North Branford Patch: Where did you go to high school?
Lori Connelly: I went to Daniel Hand High School in Madison.
North Branford Patch: What were you like as a high school student?
Connelly: I did well in high school. My mother was very strict when it came to our grades. I played field hockey and lacrosse. Even in the off-seasons, I did indoor field hockey or indoor lacrosse and in the summer I was always playing, so I did those two sports all year long.
North Branford Patch: How did you get into education?
Connelly: Growing up, I always loved kids in general. I had some teachers in high school that made a difference in my life and I wanted to be able to do that for someone else. I wanted to have that effect right before they go off to college when they’re maturing and helping them be responsible, organized and prepared for the real world.
North Branford Patch: How did you get involved with coaching?
Connelly: I started by helping Babby Nuhn with field hockey. I had known Babby as a player and all of the things she had done for the sport. When I knew I was coming here, I had talked to her and she let me come on to help. For lacrosse, Cliff Yerkes [the previous lacrosse coach] called me when he found out I would be working here. He was the freshman lacrosse coach at Hand and he had known me as a player. So that was exciting knowing that I was coming here and I was going to be involved with sports here right away.
North Branford Patch: What was the transition like from being a player to being a coach?
Connelly: It’s really hard sometimes because I want to pick up a stick and go out there and play. I go to a lot of coaching clinics and I watch a lot of games. Being older now and having more knowledge, I’m able to see how things relate; whereas when you’re a player sometimes people tell you things that don’t make sense. Now understand more of the aspects of the game compared to when I was playing.
North Branford Patch: Do you have a specific coaching philosophy?
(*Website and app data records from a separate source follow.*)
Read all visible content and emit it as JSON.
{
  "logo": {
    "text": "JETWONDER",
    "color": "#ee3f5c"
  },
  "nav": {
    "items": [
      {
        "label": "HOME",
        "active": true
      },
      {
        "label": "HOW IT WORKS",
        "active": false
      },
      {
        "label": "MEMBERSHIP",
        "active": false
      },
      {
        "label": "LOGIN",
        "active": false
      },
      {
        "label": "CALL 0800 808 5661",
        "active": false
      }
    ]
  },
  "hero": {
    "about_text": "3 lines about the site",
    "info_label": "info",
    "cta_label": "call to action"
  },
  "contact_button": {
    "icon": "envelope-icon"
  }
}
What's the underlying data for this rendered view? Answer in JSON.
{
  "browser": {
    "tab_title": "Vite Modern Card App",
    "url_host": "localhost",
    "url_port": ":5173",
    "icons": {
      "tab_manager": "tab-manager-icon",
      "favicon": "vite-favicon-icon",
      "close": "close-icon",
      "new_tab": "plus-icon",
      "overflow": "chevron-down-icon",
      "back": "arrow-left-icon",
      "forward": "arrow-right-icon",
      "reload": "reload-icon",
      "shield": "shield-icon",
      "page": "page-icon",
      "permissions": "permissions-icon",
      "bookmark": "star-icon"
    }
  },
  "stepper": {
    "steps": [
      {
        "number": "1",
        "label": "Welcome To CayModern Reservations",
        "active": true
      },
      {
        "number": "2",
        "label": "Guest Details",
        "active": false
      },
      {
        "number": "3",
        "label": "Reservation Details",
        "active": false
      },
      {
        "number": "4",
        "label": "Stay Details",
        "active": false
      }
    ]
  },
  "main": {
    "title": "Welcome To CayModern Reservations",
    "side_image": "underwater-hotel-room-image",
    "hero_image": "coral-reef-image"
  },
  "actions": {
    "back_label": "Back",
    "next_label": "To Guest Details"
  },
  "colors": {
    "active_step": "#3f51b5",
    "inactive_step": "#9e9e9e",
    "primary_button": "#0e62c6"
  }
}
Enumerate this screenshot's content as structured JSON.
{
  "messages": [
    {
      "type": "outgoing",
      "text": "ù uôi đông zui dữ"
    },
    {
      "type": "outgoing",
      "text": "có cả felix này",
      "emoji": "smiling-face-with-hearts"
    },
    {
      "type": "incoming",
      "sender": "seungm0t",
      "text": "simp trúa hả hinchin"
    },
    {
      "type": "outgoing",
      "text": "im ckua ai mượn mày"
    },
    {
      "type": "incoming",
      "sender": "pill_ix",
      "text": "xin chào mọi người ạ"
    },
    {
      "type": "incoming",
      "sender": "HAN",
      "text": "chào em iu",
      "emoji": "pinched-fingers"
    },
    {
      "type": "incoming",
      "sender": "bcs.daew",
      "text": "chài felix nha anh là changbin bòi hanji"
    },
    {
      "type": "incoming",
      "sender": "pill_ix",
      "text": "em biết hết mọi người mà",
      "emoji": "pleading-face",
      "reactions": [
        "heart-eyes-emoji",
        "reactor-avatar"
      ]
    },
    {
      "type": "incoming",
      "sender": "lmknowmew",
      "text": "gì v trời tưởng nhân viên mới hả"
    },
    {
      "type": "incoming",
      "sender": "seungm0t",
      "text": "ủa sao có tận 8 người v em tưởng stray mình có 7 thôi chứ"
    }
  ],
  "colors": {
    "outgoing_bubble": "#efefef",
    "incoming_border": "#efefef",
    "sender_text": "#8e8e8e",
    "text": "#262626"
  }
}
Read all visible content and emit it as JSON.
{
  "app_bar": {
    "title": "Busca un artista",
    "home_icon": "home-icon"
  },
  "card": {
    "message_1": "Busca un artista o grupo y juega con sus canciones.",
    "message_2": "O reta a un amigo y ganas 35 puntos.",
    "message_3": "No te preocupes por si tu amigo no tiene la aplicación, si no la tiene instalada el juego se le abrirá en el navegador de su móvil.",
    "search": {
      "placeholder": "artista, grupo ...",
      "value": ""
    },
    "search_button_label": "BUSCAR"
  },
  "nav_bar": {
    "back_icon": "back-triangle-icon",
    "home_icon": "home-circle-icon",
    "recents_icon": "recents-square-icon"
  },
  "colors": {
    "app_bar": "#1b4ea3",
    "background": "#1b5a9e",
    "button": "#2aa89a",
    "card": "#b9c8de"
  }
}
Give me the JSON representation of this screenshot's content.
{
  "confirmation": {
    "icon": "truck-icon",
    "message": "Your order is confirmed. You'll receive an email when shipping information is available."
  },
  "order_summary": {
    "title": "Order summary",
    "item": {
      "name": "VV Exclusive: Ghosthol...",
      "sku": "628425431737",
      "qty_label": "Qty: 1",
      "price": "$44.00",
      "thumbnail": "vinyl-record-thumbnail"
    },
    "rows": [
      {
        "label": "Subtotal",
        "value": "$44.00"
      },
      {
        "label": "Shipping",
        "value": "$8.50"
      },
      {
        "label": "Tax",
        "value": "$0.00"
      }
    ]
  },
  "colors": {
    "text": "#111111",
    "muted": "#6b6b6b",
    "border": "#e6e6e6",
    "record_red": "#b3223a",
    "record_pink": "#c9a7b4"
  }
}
Connelly: I believe team unity is the key to success. You can have 12 of the best players in the state on a team, but if they aren’t a team and they don’t play together or trust each other, they aren’t going to win.
North Branford Patch: As a coach, how do you foster that team unity?
Connelly: I have a great bunch of girls so it’s always been easy. But, if there are tensions on the field, I try to talk to those kids. We did have a bit of tension this year between our seniors and I pulled them in and I said, “When you step out on the field, you guys have to be the five best friends and support each other. If you do that, everybody will follow.” So I do put it on my seniors to be leaders. We also do the Adam Kreiger Adventure Program at Hopkins every year as a team-building exercise. It has nothing to do with lacrosse, but it has to do with the fundamentals of pushing yourself.
North Branford Patch: What is the most challenging part of being a coach?
Connelly: One tough part is time management because I do so much and I can’t let my classroom duties go. Another tough part is when the kids don’t listen because I just want to go out on the field and do it myself. For the most part they do listen, but in pressured moments I’ll make a quick change and sometimes they’re reluctant and that can be frustrating. The most frustrating part is not being able to play; to sit back and just watch it unfold. I have to sit there and hope that I’ve given them everything they need to win. Sometimes I just want to put the skirt on and the jersey on and go out there with them.
North Branford Patch: What is the most satisfying part of being a coach?
Connelly: Watching them grow up from freshman year to senior year and watching them become leaders and knowing that the effort that they’re putting in and I’m putting in is working. Obviously winning is great, but we had some great games this season that we lost and it was great to see how they handled that and came back and worked harder the next day. Watching the seniors lead and the whole team be there for each other, it’s just a great feeling.
To be featured in ‘A Day in the Life’ or to suggest someone who should be profiled, send information to Jim Gangi.